“He came here poor but by industrious and frugal habits had acquired a handsome competency. His life has been a laborious and eventful one and he will be greatly missed in the community”
He was buried in the Madden family cemetery on the ranch that he had homesteaded so many years before.
Less than a month previous Judge Madden’s brother Mark had died after a long illness. Mark’s death led to the arrival of the last of the Moycullen Maddens to St. Bridget.
Mark Madden never married and shortly prior to his death he had deeded his 200 acres to be divided between his niece and nephew in Moycullen, James O’Toole, the son of his sister Bridget Madden O’Toole and Maggie Folan, daughter of sister Margaret Madden Folan. Both came to Kansas to collect their inheritance after Mark’s death. However, a local cousin Terry, son of Judge William Madden, (the same mentioned earlier) produced a will showing himself as Mark’s sole beneficiary. After a complicated five year legal battle that went to the Kansas Supreme Court, Maggie prevailed and gained her inheritance. She had married a local man, James Hughes, from Ireland shortly after she arrived in Kansas in 1897. As with many families during this time, Maggie and James eventually left for other “greener pastures” in Kansas. James O’Toole ended up selling his acreage to his cousin Terry and returned to Ireland. Cousin Terry would become a prominent attorney active in political circles in Kansas City and would continue to manage the Madden Ranch until his death in 1940.
An Extinct Town but a Monument to the Irish
The vitality of the St. Bridget community peaked in the years after the death of the pioneer Maddens. By 1905 there were 89 farm families in St. Bridget and a new red brick church was constructed. Funds for the construction ran out and the church was built without a steeple. By the 1930’s many of the families of St. Bridget had left, victims of the economic depression and the drought and dust storms that plagued Kansas during that time. The church was closed in 1967 and was given to a group of local people, the St. Bridget’s Historical Society and since 1996 the church has been listed on the National Registry of Historical Places.
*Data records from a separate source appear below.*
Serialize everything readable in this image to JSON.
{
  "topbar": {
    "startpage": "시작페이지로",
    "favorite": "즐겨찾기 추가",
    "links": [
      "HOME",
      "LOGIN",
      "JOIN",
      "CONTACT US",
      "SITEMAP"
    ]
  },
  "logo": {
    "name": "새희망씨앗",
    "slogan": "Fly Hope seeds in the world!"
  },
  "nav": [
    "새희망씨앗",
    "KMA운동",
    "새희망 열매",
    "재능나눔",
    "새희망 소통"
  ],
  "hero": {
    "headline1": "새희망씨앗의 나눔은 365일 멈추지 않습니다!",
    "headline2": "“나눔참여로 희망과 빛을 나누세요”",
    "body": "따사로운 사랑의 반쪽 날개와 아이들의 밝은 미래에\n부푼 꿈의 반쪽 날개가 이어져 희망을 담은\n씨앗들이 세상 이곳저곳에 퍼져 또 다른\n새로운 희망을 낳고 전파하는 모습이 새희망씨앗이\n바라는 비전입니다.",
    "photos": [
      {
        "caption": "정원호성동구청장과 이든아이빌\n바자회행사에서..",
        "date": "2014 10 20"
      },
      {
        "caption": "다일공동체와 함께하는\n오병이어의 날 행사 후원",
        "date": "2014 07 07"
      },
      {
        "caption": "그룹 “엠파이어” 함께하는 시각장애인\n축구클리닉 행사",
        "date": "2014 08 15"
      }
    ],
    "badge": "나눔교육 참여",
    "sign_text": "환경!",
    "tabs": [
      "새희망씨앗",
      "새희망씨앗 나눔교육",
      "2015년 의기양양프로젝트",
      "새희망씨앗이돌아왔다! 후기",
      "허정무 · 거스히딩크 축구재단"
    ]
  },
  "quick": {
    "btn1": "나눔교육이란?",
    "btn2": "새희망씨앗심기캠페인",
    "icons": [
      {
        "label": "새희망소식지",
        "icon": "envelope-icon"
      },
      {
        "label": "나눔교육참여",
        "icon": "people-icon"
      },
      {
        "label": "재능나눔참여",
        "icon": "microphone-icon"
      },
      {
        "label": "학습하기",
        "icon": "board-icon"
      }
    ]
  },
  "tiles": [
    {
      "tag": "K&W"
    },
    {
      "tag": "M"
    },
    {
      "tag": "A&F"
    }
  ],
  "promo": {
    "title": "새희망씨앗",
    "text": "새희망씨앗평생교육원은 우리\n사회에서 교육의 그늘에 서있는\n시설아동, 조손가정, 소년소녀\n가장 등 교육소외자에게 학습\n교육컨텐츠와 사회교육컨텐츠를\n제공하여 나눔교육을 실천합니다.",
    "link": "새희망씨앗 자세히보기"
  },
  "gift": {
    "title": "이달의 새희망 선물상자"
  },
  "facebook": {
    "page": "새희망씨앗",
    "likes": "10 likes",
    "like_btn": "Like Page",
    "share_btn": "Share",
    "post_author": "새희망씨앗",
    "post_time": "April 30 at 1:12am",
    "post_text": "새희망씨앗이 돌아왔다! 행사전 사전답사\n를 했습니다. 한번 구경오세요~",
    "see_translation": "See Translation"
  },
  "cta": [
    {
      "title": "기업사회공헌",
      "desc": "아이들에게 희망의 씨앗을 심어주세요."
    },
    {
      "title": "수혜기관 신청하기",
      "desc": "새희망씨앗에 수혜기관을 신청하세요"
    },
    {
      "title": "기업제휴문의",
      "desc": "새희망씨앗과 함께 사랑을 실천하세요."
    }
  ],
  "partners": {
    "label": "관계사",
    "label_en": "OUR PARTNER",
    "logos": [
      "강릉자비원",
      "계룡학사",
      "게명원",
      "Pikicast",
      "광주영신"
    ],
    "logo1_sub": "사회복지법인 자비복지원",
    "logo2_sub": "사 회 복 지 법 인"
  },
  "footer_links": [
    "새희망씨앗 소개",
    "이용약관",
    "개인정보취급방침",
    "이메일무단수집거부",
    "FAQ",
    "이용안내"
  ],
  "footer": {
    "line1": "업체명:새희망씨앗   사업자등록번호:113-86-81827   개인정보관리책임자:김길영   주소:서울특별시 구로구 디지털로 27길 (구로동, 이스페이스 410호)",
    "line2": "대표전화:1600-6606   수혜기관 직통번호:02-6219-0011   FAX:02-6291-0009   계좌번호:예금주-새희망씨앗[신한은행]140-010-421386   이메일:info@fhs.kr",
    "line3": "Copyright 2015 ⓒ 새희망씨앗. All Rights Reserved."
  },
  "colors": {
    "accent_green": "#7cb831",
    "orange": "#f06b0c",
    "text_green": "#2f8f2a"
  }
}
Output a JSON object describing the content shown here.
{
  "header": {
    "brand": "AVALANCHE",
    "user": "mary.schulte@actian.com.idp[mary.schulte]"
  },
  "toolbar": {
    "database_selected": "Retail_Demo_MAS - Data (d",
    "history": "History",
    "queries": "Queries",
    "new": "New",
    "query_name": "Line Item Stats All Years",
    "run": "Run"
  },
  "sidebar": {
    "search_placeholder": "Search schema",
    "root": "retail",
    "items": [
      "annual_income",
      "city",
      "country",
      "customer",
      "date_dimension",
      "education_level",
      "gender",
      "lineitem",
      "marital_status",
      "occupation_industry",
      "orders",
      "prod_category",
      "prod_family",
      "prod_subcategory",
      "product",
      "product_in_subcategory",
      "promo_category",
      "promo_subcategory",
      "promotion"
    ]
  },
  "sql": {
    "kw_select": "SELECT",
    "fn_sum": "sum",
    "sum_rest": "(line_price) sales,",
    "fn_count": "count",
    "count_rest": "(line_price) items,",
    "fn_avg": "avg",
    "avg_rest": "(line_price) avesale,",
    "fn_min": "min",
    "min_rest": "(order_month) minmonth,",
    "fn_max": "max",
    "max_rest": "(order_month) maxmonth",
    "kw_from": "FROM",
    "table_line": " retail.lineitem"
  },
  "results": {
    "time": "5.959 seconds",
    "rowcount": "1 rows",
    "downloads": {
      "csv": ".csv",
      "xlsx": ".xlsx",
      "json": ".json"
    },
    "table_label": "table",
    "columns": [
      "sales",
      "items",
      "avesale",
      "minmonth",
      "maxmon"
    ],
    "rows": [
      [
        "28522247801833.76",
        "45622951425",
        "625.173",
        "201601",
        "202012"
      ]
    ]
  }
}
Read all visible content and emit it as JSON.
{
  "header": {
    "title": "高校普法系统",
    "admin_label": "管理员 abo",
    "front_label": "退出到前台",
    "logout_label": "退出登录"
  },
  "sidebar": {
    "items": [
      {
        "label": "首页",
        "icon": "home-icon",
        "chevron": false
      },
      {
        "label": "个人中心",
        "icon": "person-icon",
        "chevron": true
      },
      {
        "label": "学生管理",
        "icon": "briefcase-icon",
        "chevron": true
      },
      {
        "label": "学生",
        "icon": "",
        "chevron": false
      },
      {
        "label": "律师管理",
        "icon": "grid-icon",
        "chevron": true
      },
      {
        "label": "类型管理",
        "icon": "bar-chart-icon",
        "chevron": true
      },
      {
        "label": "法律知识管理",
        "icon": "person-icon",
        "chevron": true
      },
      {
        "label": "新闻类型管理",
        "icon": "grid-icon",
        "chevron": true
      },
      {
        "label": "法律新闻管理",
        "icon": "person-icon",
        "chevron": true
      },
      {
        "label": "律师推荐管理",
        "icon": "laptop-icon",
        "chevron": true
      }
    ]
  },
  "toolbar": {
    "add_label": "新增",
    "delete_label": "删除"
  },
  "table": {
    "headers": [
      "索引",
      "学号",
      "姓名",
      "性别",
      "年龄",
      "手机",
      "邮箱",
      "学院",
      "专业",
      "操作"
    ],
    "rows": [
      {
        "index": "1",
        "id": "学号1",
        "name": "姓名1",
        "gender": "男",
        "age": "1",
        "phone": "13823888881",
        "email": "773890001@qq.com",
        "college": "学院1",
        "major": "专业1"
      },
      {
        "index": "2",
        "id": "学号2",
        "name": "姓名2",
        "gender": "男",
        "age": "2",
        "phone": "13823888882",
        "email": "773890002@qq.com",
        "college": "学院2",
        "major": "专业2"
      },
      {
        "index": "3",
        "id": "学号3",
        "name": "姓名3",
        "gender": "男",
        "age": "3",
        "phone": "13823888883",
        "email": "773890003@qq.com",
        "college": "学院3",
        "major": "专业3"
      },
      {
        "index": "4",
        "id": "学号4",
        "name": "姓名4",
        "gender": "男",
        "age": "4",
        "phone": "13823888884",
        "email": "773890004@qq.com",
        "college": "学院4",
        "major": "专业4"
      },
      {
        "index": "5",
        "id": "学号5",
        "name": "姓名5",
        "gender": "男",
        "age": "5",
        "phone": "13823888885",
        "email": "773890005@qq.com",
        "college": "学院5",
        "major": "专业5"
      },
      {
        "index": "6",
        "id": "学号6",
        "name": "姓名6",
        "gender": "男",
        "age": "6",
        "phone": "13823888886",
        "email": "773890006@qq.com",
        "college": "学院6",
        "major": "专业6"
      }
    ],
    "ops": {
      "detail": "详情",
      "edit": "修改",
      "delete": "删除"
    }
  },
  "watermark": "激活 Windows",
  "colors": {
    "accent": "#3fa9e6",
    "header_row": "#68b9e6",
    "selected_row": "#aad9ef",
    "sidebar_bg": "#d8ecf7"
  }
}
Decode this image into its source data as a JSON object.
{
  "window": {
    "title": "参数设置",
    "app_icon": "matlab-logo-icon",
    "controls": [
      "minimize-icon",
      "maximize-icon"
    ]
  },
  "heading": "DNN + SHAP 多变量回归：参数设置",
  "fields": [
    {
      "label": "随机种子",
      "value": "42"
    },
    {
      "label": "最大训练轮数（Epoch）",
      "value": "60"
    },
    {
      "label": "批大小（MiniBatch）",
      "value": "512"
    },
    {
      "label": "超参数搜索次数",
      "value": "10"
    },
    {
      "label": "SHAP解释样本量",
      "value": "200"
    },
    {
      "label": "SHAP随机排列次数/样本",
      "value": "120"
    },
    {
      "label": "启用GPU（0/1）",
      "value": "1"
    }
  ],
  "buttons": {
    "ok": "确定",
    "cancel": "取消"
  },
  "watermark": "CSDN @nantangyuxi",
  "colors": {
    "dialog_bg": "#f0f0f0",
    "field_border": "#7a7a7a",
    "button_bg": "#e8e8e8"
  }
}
St. Biddy’s is now a considered an “extinct” town. Gone are the convent, the school, the parish hall, the general store, the houses and other buildings that had been St. Bridget. But today out in the plains of Kansas these monuments to the hardy spirit of Irish settlers stand tall: the imposing brick St. Bridget’s Church; the nearby St. Bridget’s Cemetery, the final resting place of hundreds of Galway people and their families and of course, the Madden Ranch with its tomb of William Patrick Madden, the adventurous Moycullen man who started it all.